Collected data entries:
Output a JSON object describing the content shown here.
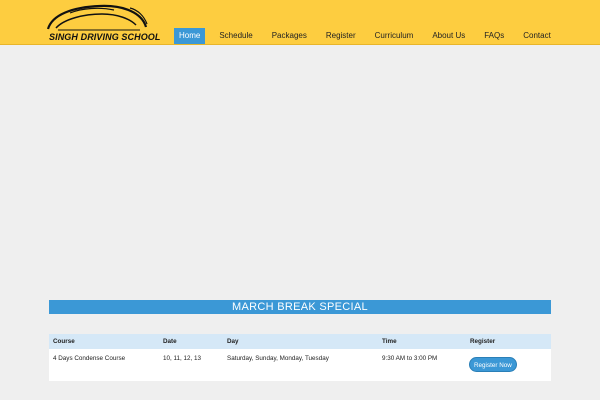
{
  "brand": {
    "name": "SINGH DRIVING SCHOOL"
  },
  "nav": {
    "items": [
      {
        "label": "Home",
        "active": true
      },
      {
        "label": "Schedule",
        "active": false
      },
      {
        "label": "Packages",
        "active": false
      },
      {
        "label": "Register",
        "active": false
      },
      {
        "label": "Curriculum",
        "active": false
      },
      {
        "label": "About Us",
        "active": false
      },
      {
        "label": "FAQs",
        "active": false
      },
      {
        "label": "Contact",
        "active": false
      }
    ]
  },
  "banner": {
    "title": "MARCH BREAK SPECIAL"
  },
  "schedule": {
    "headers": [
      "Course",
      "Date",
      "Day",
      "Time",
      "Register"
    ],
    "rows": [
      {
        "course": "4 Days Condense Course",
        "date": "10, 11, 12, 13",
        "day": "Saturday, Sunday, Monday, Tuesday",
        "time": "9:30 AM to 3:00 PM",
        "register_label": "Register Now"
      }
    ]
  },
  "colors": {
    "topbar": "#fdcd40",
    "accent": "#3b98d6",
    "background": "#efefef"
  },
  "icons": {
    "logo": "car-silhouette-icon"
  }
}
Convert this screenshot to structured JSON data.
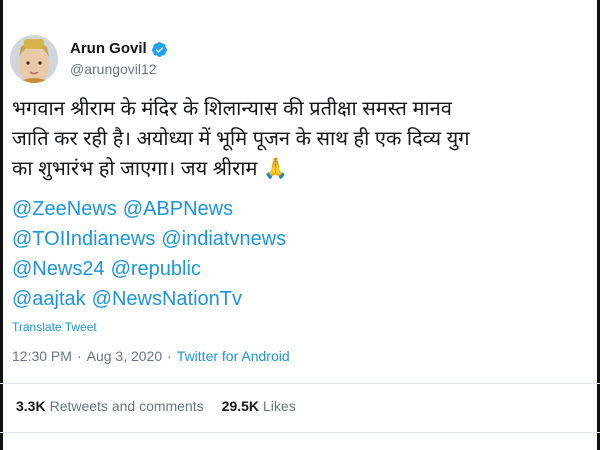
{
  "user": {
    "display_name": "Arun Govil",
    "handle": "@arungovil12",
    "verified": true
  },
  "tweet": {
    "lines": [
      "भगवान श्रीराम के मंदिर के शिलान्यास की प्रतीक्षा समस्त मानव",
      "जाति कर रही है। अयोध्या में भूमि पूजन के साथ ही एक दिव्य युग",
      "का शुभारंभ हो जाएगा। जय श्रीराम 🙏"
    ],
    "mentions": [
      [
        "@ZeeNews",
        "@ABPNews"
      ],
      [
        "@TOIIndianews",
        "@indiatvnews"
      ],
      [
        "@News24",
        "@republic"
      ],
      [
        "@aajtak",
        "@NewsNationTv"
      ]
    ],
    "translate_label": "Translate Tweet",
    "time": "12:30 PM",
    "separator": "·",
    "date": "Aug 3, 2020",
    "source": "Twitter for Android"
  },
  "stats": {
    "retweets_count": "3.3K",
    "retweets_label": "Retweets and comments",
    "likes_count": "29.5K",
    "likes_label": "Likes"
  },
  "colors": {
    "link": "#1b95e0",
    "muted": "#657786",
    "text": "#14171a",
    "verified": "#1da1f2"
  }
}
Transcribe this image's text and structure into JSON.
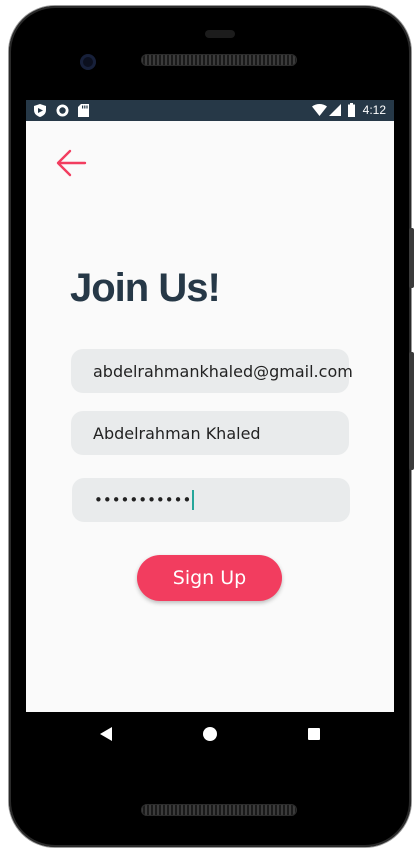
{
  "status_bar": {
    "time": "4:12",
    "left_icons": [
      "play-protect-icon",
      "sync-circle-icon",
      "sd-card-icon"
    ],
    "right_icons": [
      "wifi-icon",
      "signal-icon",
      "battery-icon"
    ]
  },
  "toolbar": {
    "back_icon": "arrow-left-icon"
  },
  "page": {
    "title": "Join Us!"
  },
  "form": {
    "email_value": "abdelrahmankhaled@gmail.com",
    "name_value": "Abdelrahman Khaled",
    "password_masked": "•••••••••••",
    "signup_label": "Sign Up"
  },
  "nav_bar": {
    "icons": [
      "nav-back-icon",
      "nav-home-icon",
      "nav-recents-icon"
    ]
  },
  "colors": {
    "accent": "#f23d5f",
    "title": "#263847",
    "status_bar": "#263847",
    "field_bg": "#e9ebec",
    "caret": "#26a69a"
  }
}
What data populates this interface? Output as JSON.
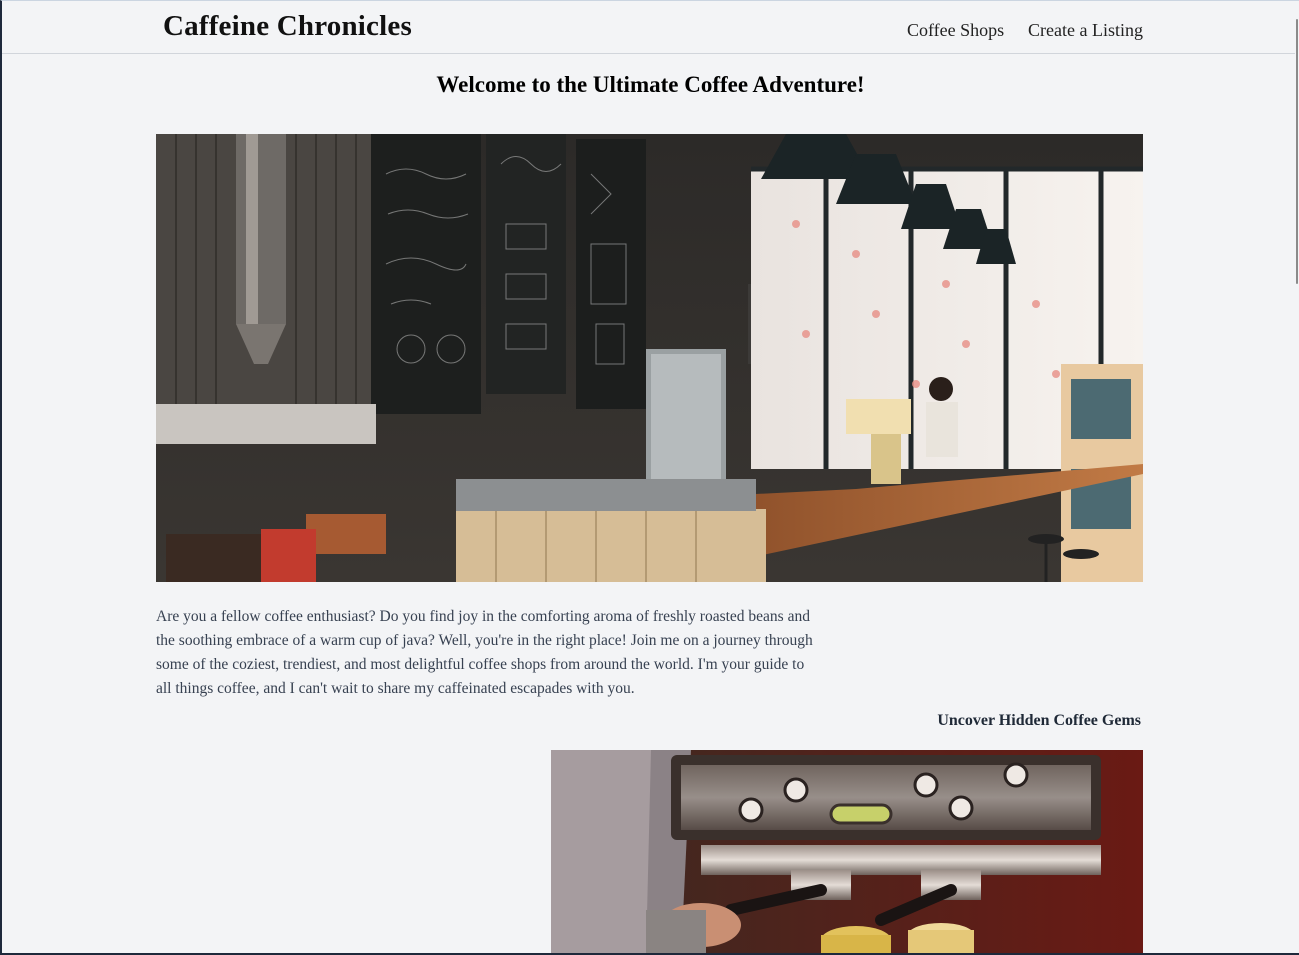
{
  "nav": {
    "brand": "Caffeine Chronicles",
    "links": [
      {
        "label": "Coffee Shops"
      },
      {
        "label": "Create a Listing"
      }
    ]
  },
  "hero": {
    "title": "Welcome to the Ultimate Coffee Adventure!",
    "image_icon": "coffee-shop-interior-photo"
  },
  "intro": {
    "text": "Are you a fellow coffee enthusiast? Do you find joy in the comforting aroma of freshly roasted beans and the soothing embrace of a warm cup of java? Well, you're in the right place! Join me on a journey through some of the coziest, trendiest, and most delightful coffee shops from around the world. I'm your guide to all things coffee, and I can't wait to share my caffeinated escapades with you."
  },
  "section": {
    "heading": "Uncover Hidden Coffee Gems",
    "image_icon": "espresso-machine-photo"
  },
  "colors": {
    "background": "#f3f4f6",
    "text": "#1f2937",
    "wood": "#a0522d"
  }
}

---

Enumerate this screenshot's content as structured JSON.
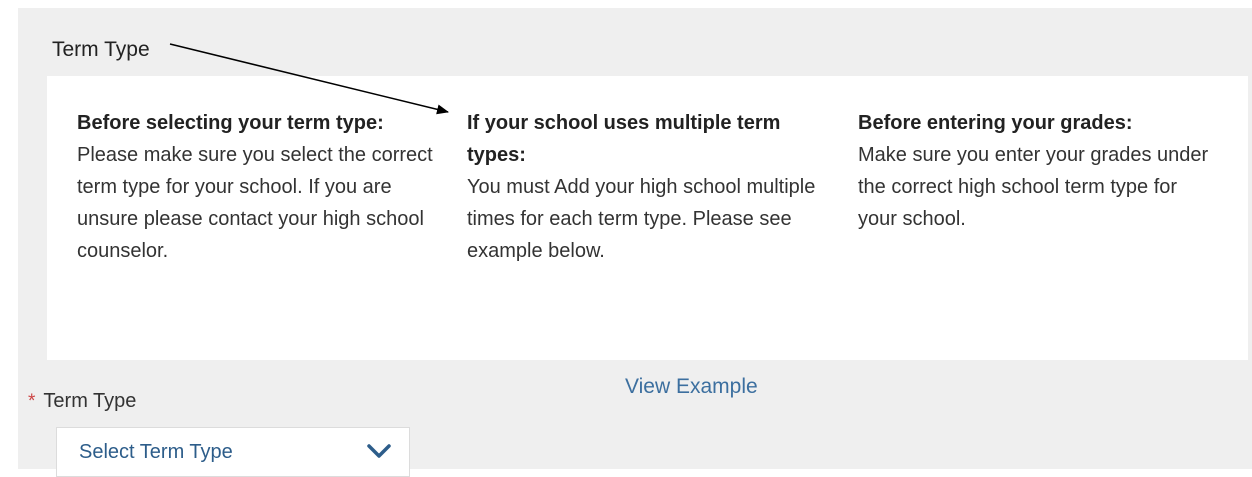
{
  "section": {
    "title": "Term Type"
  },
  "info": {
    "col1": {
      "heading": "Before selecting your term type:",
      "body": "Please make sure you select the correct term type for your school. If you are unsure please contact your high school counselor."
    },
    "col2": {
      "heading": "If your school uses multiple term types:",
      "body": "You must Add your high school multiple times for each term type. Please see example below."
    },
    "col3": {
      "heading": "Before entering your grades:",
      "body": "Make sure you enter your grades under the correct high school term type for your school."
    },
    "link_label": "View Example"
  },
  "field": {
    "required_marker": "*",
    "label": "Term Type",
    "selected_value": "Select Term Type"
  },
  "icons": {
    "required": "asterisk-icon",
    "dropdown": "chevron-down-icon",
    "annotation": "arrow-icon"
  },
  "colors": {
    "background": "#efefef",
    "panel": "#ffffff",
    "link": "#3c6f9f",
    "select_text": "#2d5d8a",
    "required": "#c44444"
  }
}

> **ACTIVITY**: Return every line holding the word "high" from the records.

> **SOLUTION TO THE PROBLEM**:
      "body": "Please make sure you select the correct term type for your school. If you are unsure please contact your high school counselor."
      "body": "You must Add your high school multiple times for each term type. Please see example below."
      "body": "Make sure you enter your grades under the correct high school term type for your school."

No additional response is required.